### Your objective
Which of the lines in the records below hold the string "time"? Copy every one of them.

(Raw data)

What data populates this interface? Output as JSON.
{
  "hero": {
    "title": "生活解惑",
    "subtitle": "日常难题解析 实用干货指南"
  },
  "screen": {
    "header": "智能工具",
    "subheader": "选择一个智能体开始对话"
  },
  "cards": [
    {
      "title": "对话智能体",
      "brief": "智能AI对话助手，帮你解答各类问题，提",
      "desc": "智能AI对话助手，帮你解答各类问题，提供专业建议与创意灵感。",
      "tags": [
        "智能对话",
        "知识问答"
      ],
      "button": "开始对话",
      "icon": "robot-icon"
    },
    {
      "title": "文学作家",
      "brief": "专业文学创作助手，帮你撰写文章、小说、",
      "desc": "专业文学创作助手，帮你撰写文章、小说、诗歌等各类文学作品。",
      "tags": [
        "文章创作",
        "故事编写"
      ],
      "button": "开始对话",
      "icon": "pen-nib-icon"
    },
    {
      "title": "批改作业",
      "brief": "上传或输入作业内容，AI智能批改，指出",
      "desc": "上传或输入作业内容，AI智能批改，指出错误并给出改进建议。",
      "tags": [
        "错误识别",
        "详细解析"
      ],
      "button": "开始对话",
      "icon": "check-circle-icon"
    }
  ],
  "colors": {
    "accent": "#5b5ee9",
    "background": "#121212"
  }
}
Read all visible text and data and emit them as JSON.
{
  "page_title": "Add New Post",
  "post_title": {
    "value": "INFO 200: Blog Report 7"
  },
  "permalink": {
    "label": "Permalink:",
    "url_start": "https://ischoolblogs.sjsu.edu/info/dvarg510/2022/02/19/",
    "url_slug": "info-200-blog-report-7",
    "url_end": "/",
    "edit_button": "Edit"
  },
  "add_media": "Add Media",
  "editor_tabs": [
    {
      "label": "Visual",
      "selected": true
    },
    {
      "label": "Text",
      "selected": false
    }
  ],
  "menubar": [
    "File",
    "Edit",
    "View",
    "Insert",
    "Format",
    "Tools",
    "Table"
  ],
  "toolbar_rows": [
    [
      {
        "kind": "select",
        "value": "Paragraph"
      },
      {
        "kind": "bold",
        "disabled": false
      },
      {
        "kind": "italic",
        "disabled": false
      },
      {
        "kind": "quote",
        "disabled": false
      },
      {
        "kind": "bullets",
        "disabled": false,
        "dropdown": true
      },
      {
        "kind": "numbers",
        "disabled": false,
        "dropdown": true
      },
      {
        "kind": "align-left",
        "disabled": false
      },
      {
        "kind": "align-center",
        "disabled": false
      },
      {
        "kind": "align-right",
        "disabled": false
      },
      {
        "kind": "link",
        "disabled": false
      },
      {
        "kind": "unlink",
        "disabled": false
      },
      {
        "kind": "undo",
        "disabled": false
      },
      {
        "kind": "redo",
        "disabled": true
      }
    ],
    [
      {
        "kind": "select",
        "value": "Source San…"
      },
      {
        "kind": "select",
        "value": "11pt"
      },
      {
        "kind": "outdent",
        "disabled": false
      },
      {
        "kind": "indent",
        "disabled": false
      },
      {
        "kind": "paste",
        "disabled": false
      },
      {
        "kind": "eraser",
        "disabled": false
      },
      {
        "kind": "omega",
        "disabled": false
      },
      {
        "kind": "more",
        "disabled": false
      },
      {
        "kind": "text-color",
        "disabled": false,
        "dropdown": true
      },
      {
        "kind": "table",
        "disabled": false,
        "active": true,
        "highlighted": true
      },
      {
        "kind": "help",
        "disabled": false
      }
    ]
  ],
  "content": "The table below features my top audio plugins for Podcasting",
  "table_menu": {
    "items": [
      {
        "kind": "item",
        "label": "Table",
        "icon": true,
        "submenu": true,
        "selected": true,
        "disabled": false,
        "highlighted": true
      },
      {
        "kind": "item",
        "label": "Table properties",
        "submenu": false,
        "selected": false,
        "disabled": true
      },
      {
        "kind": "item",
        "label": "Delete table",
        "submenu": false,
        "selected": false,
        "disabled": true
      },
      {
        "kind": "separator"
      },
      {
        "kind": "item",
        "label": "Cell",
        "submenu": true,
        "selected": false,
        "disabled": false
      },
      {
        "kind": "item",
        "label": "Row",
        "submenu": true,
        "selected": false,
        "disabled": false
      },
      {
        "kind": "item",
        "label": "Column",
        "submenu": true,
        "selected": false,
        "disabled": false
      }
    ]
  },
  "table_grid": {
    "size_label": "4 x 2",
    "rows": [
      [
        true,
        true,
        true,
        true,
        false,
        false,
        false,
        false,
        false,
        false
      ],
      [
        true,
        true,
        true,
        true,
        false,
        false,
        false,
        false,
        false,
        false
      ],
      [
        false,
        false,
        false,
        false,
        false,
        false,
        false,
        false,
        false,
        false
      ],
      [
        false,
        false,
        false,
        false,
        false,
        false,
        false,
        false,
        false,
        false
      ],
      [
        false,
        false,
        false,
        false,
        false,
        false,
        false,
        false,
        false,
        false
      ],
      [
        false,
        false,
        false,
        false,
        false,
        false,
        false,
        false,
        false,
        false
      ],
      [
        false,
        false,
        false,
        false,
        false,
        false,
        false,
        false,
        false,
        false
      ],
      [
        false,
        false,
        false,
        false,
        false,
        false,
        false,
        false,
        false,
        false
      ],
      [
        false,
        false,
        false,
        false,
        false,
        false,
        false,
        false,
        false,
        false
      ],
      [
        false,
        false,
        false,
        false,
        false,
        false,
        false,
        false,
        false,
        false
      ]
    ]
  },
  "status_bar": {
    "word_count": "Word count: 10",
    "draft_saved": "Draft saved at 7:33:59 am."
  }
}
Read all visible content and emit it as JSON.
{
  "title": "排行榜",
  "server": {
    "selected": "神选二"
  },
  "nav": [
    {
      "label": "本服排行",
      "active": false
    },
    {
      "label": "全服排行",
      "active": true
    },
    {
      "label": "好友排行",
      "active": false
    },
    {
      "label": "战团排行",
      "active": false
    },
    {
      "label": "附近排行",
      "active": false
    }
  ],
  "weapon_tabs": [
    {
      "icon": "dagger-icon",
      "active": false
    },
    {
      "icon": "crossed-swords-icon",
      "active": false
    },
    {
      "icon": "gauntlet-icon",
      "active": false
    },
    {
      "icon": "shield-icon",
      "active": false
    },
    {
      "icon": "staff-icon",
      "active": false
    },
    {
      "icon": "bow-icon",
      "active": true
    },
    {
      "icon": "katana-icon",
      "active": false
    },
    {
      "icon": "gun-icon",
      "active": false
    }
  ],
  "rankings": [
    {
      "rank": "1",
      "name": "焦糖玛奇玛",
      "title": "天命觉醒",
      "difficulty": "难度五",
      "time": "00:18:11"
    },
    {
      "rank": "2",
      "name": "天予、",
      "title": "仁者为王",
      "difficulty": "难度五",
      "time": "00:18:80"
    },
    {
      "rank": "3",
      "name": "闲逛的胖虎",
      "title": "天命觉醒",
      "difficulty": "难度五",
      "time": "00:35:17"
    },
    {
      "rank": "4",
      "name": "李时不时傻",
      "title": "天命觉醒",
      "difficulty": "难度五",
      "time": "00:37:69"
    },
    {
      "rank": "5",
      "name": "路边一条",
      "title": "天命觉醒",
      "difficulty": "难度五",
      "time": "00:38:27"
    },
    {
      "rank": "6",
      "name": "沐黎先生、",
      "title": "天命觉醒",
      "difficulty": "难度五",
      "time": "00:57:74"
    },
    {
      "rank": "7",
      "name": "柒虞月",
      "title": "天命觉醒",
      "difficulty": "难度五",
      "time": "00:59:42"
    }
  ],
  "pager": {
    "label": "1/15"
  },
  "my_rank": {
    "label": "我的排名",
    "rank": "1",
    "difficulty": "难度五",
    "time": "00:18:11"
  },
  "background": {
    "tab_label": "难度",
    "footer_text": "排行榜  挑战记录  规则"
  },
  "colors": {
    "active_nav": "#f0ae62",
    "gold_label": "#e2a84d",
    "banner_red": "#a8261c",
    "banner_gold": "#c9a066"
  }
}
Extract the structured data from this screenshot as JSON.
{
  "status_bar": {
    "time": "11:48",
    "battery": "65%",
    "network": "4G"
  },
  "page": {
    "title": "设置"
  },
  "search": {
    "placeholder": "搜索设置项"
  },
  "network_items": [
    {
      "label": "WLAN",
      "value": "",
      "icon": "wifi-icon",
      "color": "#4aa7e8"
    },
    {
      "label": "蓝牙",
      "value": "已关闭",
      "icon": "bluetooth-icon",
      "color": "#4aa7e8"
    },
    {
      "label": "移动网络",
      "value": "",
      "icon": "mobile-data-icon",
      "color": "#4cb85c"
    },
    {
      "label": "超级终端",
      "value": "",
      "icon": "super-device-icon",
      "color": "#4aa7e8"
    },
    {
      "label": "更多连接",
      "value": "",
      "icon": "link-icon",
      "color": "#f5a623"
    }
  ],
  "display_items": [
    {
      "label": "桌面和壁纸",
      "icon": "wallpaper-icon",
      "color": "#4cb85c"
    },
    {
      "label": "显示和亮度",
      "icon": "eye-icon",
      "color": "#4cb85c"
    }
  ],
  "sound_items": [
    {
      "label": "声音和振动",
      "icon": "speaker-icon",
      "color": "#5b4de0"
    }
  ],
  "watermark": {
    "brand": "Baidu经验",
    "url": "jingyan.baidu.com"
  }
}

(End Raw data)

### Answer below
      "time": "00:18:11"
      "time": "00:18:80"
      "time": "00:35:17"
      "time": "00:37:69"
      "time": "00:38:27"
      "time": "00:57:74"
      "time": "00:59:42"
    "time": "00:18:11"
    "time": "11:48",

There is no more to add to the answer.